“In my classroom discussions, the impetus for the Civil War was resigned to a debate over the balance of power between federal and state governments. Slavery was taught as a footnote to the cause of the war.” —Laura Faith Kebede

Weekend Reads

Need classroom decor inspiration? These educators have got you covered.

This school year, students will spend about 1,000 hours in school —making their classrooms a huge part of their learning experience.

We’re recognizing educators who’ve poured on the pizazz to make students feel welcome. From a 9th-grade “forensics lab” decked out in caution tape to a classroom stage complete with lights to get first graders pumped about public speaking, these crafty teachers have gone above and beyond to create great spaces.

Got a classroom of your own to show off? Know someone that should be on this list? Let us know!

Jaclyn Flores, First Grade Dual Language, Rochester, New York
“Having a classroom that is bright, cheerful, organized and inviting allows my students to feel pride in their classroom as well as feel welcome. My students look forward to standing on the stage to share or sitting on special chairs to dive into their learning. This space is a safe place for my students and we take pride in what it has become.”

Jasmine, Pre-K, Las Vegas, Nevada
“My classroom environment helps my students because providing calming colors and a home-like space makes them feel more comfortable in the classroom and ready to learn as first-time students!”

 

Oneika Osborne, 10th Grade Reading, Miami Southridge Senior High School, Miami, Florida
“My classroom environment invites all of my students to constantly be in a state of celebration and self-empowerment at all points of the learning process. With inspirational quotes, culturally relevant images, and an explosion of color, my classroom sets the tone for the day every single day as soon as we walk in. It is one of optimism, power, and of course glitter.”

Kristen Poindexter, Kindergarten, Spring Mill Elementary School, Indianapolis, Indiana
“I try very hard to make my classroom a place where memorable experiences happen. I use songs, finger plays, movement, and interactive activities to help cement concepts in their minds. It makes my teacher heart so happy when past students walk by my classroom and start their sentence with, “Remember when we…?”. We recently transformed our classroom into a Mad Science Lab where we investigated more about our 5 Senses.”

 

Brittany, 9th Grade Biology, Dallas, Texas
“I love my classroom environment because I teach Biology, it’s easy to relate every topic back to Forensics and real-life investigations! Mystery always gets the students going!”

 

Ms. Heaton, First Grade, Westampton, New Jersey
“As an educator, it is my goal to create a classroom environment that is positive and welcoming for students.
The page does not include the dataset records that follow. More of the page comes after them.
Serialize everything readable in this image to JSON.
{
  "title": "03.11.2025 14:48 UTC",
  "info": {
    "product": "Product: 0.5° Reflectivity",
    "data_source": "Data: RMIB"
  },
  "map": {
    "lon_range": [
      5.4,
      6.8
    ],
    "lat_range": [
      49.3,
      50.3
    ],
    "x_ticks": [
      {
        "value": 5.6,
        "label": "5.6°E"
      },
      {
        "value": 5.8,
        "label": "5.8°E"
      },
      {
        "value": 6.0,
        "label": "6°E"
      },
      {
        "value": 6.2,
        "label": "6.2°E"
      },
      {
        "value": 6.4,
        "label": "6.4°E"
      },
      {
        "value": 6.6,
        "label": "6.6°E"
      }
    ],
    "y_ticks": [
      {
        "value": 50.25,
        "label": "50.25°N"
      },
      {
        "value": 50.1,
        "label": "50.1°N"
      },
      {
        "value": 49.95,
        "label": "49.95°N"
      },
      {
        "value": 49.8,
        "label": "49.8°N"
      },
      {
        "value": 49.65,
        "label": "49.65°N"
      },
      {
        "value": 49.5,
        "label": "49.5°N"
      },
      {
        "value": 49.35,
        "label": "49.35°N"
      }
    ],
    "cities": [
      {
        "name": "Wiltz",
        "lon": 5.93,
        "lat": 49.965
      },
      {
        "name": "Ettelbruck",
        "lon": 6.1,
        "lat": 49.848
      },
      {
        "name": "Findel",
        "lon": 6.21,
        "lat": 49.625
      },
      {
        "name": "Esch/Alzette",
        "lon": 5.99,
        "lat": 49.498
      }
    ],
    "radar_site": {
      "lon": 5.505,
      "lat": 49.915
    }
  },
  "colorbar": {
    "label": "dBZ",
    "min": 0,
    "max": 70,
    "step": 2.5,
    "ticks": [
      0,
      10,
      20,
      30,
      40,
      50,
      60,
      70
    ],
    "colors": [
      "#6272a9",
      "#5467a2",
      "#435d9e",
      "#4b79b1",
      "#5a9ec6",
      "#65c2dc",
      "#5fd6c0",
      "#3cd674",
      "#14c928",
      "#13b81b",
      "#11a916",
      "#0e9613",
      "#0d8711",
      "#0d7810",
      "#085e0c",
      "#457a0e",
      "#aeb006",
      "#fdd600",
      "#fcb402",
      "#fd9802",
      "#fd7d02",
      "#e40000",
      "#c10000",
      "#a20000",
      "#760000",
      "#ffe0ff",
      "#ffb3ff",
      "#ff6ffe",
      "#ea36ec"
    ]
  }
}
I wanted to create a learning environment where students feel comfortable and in return stimulates student learning. A classroom is a second home for students so I wanted to ensure that the space was bright, friendly, and organized for the students to be able to use each and every day.”
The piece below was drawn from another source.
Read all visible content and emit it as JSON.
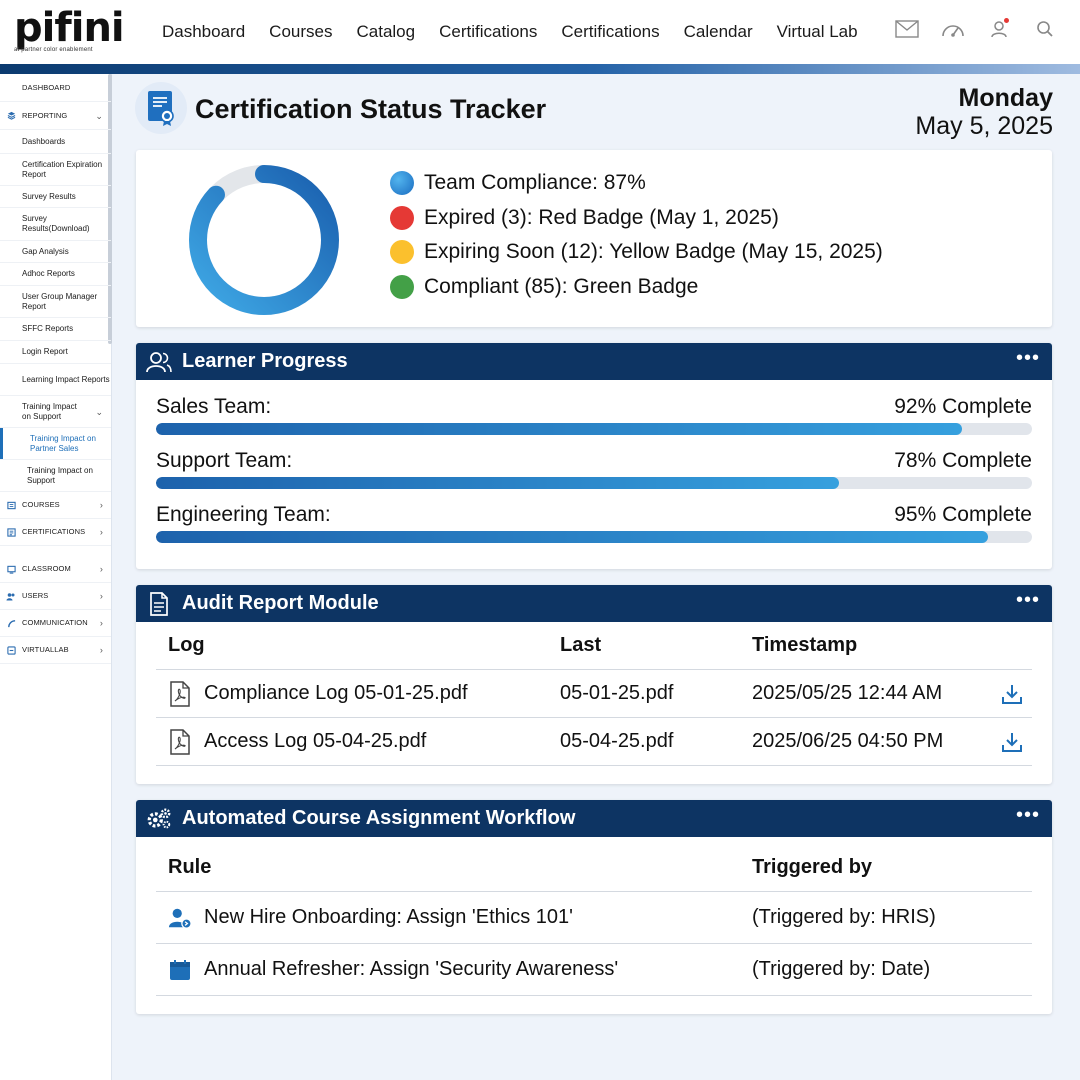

D’Essence Grant, 8th Grade ELA, KIPP Houston, Houston, Texas
“Intentionally decorating my classroom was my first act of showing my students I care about them. I pride myself on building relationships with my students and them knowing I care about them inside and outside of the classroom. Taking the time to make the classroom meaningful and creative as well building a safe place for our community helps establish an effective classroom setting.”

 

Jayme Wiertzema, Elementary Art, Worthington, Minnesota
“I’m looking forward to having a CLASSROOM this year. The past two years I have taught from a cart and this year my amazing school district allowed me to have a classroom in our school that is busting at the seams! I’m so excited to use my classroom environment to inspire creativity in my students, get to know them and learn from their amazing imaginations in art class!”

 

Melissa Vecchio, 4th Grade, Queens, New York
“Since so much of a student’s time is spent inside their classroom, the environment should be neat, organized, easy to move around in but most of all positive. I love to use a theme to reinforce great behavior. I always give the students a choice in helping to design bulletin boards and desk arrangements. When they are involved they take pride in the classroom, and enjoy being there.”